Using a CRT, we have asked the ‘simple’46 question ‘did Well London bring about neighbourhood-wide change in the outcomes?’ The balance of the results presented here provide no evidence of this. Low participation rates and population churn likely compromised any impact of the intervention. Given that this trial did not demonstrate that the Well London intervention had any important impact on outcomes, does this suggest that the approach was wrong, or that the implementation of the approach was not good enough? Certainly, the constraints of the funding provided by the Lottery limited the extent to which coproduction could be achieved and delays in implementing the core Well-London Delivery-Team components meant that delivery in many areas was over 2.5 rather than 3.5 years (see online supplementary file 2). Had more time and resources been available for coproduction and intervention development, it may be that the interventions could have been refined to deliver important effects. We believe that we need to establish better development pathways for health improvement interventions and proper investment in these ahead of trialling, if we are to meet the challenges of developing effective interventions for the prevention of chronic illness in the future.

What is already known on this subject?

  • Recent years have seen an increase in the use of community engagement, coproduction and place-making interventions to promote health and well-being in neighbourhoods. Despite this, evidence for their effectiveness remains limited, and there have been repeated calls to improve the quantity and quality of evaluation.

What this study adds?

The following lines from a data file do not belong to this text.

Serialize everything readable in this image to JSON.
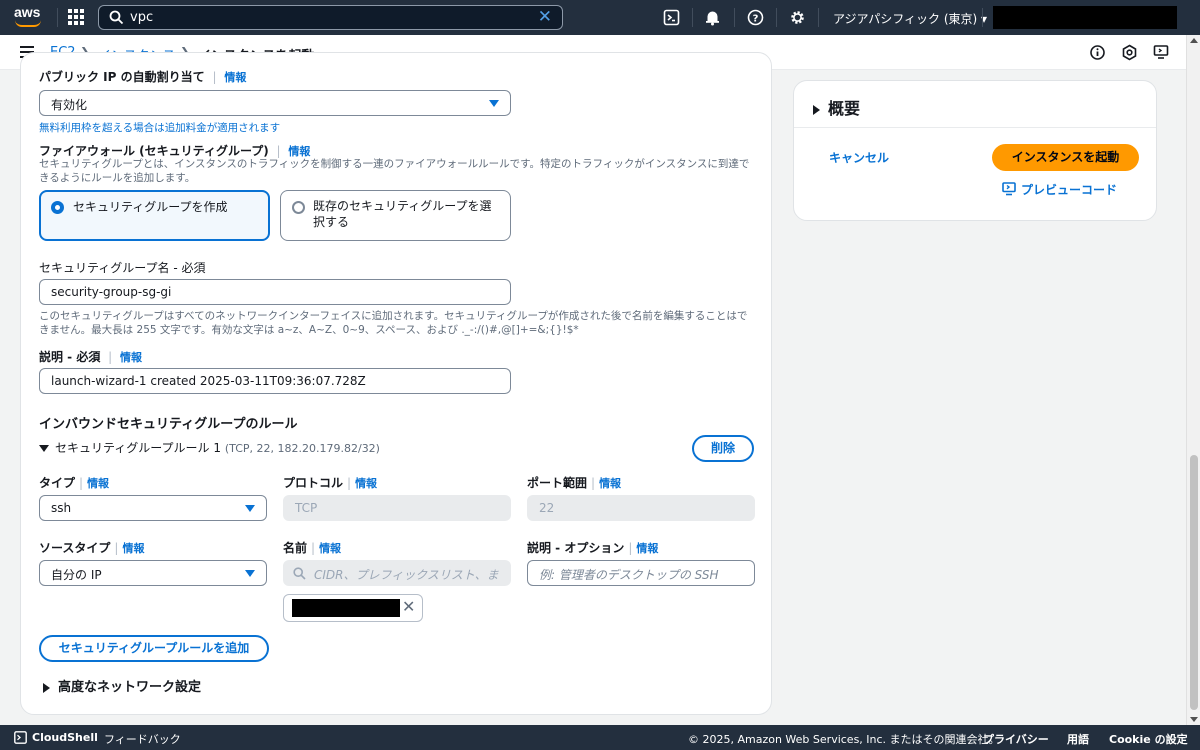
{
  "topbar": {
    "logo_text": "aws",
    "search_value": "vpc",
    "region_label": "アジアパシフィック (東京) ▾"
  },
  "breadcrumb": {
    "items": [
      "EC2",
      "インスタンス",
      "インスタンスを起動"
    ]
  },
  "network": {
    "public_ip_label": "パブリック IP の自動割り当て",
    "public_ip_info": "情報",
    "public_ip_value": "有効化",
    "public_ip_note_prefix": "無料利用枠を超える場合は",
    "public_ip_note_link": "追加料金",
    "public_ip_note_suffix": "が適用されます",
    "firewall_label": "ファイアウォール (セキュリティグループ)",
    "firewall_info": "情報",
    "firewall_desc": "セキュリティグループとは、インスタンスのトラフィックを制御する一連のファイアウォールルールです。特定のトラフィックがインスタンスに到達できるようにルールを追加します。",
    "tile_create": "セキュリティグループを作成",
    "tile_existing": "既存のセキュリティグループを選択する",
    "sg_name_label": "セキュリティグループ名 - 必須",
    "sg_name_value": "security-group-sg-gi",
    "sg_name_desc": "このセキュリティグループはすべてのネットワークインターフェイスに追加されます。セキュリティグループが作成された後で名前を編集することはできません。最大長は 255 文字です。有効な文字は a~z、A~Z、0~9、スペース、および ._-:/()#,@[]+=&;{}!$*",
    "desc_label": "説明 - 必須",
    "desc_info": "情報",
    "desc_value": "launch-wizard-1 created 2025-03-11T09:36:07.728Z",
    "inbound_title": "インバウンドセキュリティグループのルール",
    "rule_title": "セキュリティグループルール 1",
    "rule_detail": "(TCP, 22, 182.20.179.82/32)",
    "delete_label": "削除",
    "type_label": "タイプ",
    "type_info": "情報",
    "type_value": "ssh",
    "protocol_label": "プロトコル",
    "protocol_info": "情報",
    "protocol_value": "TCP",
    "port_label": "ポート範囲",
    "port_info": "情報",
    "port_value": "22",
    "source_type_label": "ソースタイプ",
    "source_type_info": "情報",
    "source_type_value": "自分の IP",
    "name_label": "名前",
    "name_info": "情報",
    "name_placeholder": "CIDR、プレフィックスリスト、ま",
    "optional_desc_label": "説明 - オプション",
    "optional_desc_info": "情報",
    "optional_desc_placeholder": "例: 管理者のデスクトップの SSH",
    "add_rule_label": "セキュリティグループルールを追加",
    "advanced_label": "高度なネットワーク設定"
  },
  "summary": {
    "title": "概要",
    "cancel_label": "キャンセル",
    "launch_label": "インスタンスを起動",
    "preview_label": "プレビューコード"
  },
  "footer": {
    "cloudshell": "CloudShell",
    "feedback": "フィードバック",
    "copyright": "© 2025, Amazon Web Services, Inc. またはその関連会社。",
    "privacy": "プライバシー",
    "terms": "用語",
    "cookie": "Cookie の設定"
  },
  "colors": {
    "accent": "#0972d3",
    "primary_button": "#ff9900",
    "topbar": "#232f3e"
  }
}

  • This study reports the findings, among adults, of a cluster randomised trial (part of a wider evaluation) of the Well London programme which delivered a multicomponent intervention based on community engagement, coproduction and place-making principles in 20 multiply deprived communities over a 3.5-year period. The findings do not provide evidence supporting the conclusion of non-experimental components of the evaluation that intervention improved health behaviours and social outcomes. Low levels of participation and high levels of population churn may have compromised effectiveness. Imprecision in measurement of health behaviours and well-being, as well as sampling bias may have influenced findings. The paper highlights the inherent tensions in the use of cluster-randomised trials to measure the effects of ‘community’-level interventions since clusters are geographically defined, whereas natural communities may not be. Greater investment in refining such programmes before implementation and trialling will be desirable in the future.


Supplementary materials


  • Contributors The study was designed by AR, RH, AD, MP and DM and GP, CB and RH designed the analysis strategy. GP, GY, CB and AR carried out statistical analysis. GP drafted the manuscript and AR edited and finalised the submitted version. MP, RH, GP, CB, PT and PW made critical comments on successive drafts of the manuscript and all authors read and approved the final version of the manuscript. PT, ES, SL, KL carried out the fieldwork for the surveys.

  • Funding This work was supported by the Wellcome Trust (grant number: 083679), Greater London Authority.

  • Competing interests The Institute for Health and Human Development, Directed by AR was funded by Big Lottery via the Greater London Authority to deliver the Community Engagement component of the Well London Intervention. The Greater London Authority was commissioned by the Big Lottery to develop and deliver the Well London Intervention.

  • Ethics approval The study was approved by the ethics committees at University of East London, London School of Hygiene and Tropical Medicine and Westminster University. It conformed to the principles in the Declaration of Helsinki.

  • Provenance and peer review Not commissioned; externally peer reviewed.

  • Data sharing statement All datasets will be available through the UK Data Archive.